> [INPUT MATERIAL]
++++++++

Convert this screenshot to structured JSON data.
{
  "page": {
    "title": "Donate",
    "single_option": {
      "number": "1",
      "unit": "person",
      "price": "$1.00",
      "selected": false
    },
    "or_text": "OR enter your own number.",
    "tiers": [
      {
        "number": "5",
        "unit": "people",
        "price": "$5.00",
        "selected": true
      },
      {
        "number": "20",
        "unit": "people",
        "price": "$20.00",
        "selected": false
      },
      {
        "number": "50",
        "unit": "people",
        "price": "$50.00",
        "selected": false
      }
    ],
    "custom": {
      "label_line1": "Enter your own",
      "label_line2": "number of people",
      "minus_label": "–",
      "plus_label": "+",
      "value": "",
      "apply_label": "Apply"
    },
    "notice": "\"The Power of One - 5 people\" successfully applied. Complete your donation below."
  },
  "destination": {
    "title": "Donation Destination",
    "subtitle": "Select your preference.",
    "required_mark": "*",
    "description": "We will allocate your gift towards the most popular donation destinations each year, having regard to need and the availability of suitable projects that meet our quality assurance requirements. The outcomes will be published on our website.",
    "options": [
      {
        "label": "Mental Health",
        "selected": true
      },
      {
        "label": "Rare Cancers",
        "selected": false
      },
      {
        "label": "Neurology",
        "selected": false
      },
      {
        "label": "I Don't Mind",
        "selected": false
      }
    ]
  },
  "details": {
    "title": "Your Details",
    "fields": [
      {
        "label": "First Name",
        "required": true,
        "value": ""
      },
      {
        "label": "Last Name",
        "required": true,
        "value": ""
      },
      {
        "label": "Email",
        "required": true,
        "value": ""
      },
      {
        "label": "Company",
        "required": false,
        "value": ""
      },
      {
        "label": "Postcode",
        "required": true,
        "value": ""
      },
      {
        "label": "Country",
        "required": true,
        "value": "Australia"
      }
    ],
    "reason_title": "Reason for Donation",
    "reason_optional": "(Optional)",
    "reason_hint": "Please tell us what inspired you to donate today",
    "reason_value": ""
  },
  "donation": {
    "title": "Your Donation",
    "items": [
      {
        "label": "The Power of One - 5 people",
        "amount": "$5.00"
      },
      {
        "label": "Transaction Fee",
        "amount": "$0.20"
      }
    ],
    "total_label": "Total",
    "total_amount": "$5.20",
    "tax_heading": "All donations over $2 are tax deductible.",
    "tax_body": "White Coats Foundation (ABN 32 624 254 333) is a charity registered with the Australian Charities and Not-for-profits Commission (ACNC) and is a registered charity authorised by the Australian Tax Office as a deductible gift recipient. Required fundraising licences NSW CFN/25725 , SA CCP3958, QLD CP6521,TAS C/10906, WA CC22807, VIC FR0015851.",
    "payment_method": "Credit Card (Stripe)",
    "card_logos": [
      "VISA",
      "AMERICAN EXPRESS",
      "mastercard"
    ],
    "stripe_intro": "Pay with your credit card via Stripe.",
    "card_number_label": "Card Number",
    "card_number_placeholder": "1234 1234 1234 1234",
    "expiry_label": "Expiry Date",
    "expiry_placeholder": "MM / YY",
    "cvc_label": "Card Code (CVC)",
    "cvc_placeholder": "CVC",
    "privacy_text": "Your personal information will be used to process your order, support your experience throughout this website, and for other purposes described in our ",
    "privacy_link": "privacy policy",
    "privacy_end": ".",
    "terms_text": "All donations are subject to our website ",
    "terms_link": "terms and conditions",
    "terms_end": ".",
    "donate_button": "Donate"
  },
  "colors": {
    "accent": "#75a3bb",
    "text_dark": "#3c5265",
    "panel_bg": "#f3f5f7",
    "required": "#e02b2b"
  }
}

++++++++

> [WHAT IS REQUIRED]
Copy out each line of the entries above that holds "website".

> [SOLUTION]
    "description": "We will allocate your gift towards the most popular donation destinations each year, having regard to need and the availability of suitable projects that meet our quality assurance requirements. The outcomes will be published on our website.",
    "privacy_text": "Your personal information will be used to process your order, support your experience throughout this website, and for other purposes described in our ",
    "terms_text": "All donations are subject to our website ",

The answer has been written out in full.